I’m not experienced enough to truly answer your question, but have you seen the book “Knitting for Anarchists”? The author explains how stitches work, so that you can figure out a way of knitting that works for you, no matter how you do it. Really interesting.
(Edited to clarify that she does discuss stitching through the back and how to work with it)
Sorry I can’t offer more than that at this point…
In her videos, Elizabeth Zimmerman does Continental purling this way, if I recall correctly:
She comes down into the stitch with the right needle, then manipulates the right needle to point up and grab the working yarn, and then down again to pull it through the stitch. The left hand which holds the yarn barely moves.
Also, I think it’s common (maybe even more common?) to use the index finger, not the middle finger as I do, to push the yarn down. I found this trickier, because the yarn is on the index finger, and it can loosen or change tension to move it. But apparently a lot of people do it this way.
There’s also Norwegian Purling (video in Purling section), which also has the yarn in the left hand.
I think any method is awkward until you’ve practiced and modified it to feel natural for you.
Hope that helps!
The other day, a Finnish lady on another forum gave a link to a Finnish website which has knitting videos. The video for purling is here:
You have to go to the bottom of the page and click on “Katso video!” in order to play the clip. The lady who does the video is speaking in Finnish, but it doesn’t matter if you don’t understand her. Just watch her video and watch what she does.
I knit continentally, and this is the way that I was was taught to purl (as in the Finnish video). You use the “pointer” finger of your right hand to direct the right needle and wind the yarn around the right needle tip before drawing the yarn back through the loop on the left needle.
Your left pointer finger stays stable and acts only as a guide for the yarn feed.
That webpage also has diagrams.
I hope it helps.
Great link Salsa! That’s pretty much how EZ did it, I think.
I think I’ll include that link on my Purling page, for people to refer to! Maybe I’ll practice it and try to shoot a video that way myself at some point.
I’ve been grabbing the yarn between my index finger and thumb to pull it over and under the right needle.

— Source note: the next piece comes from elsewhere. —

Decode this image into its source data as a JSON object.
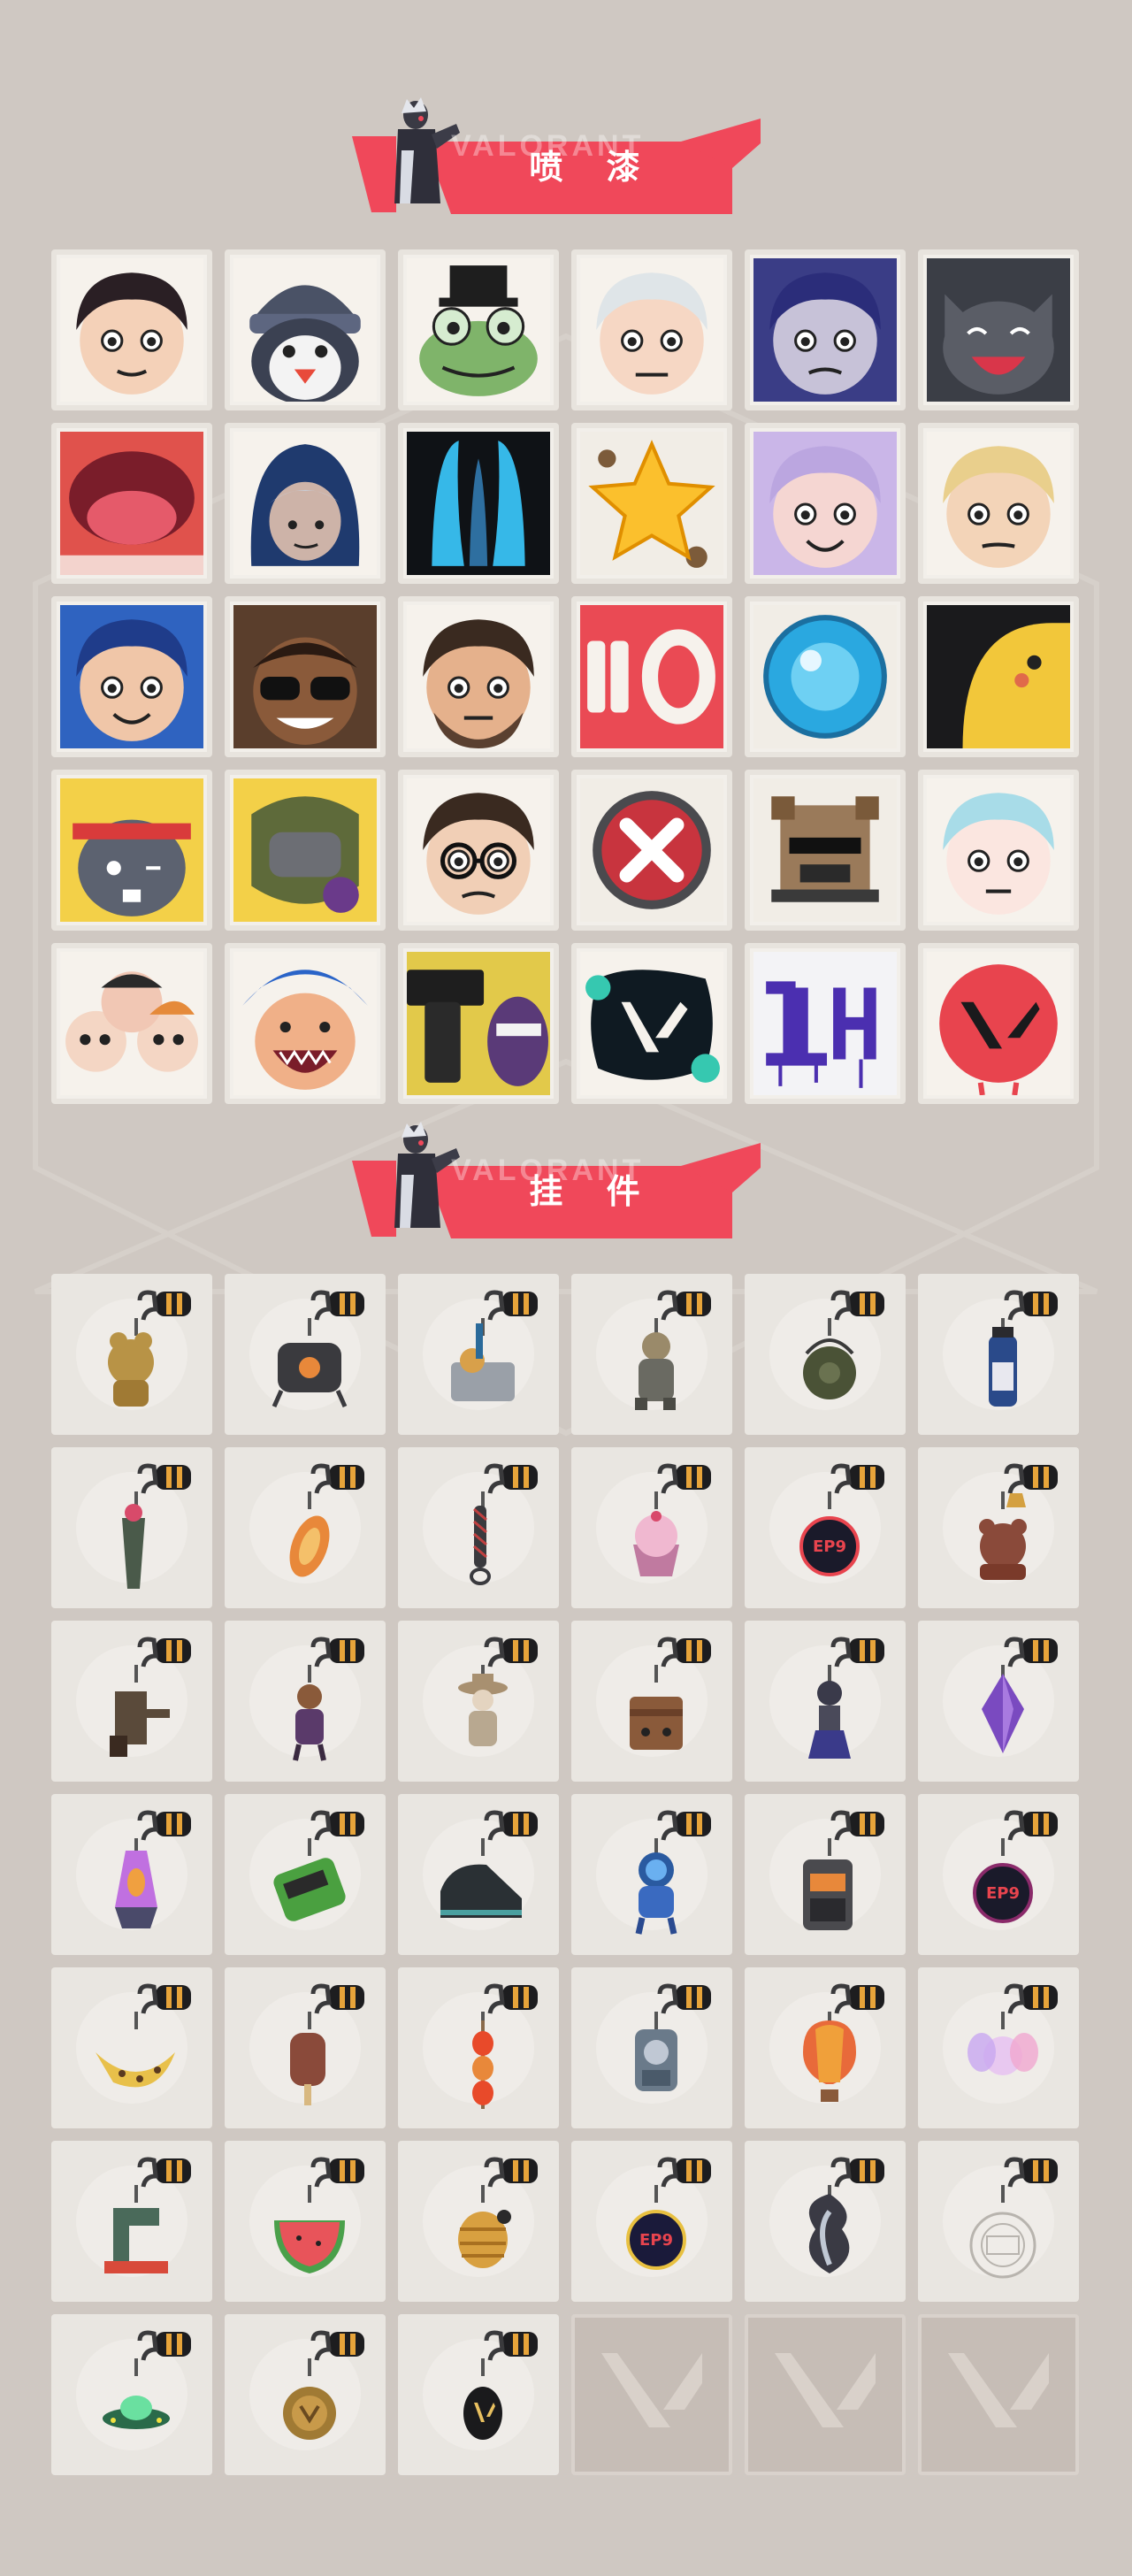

I tried for a while with my middle finger and just couldn’t do it, and also was doing combined for a while before I realized what I was doing! But it helps to just practice with other fingers, to see which one is more comfortable for you. I thought that after 15 years of contorting my hands to play the viola and piano, my fingers would able to handle anything knitting threw at me, but no. :?
Wow, thanks for all the great recommendations! The book “Knitting for Anarchists” sounds like just my thing–I’ll have to check it out. I’m off to check out all the great links! Thanks again!
I knit continental style… but when I am purling, I hold the yarn in my left hand as usual, but I “throw” it around the needle. I also hold my needles differently when i purl… my “left” needle is vertical, and my right needle comes through the stitch from the TOP down (still right to left, if i was holding the needles both horizontally).
So I’ve done my trials, and it appears that I’m more of an EZ conti-purler. I don’t even involve my left hand at all. It just wants to hold the yarn taught, which is fine with me. I love you, left hand. I just manipulate the right needle into the position that will bring it through the right way, and voila! I can’y believe I’ve been doing it wrong all this time :oops: …
Thanks again for all your advice!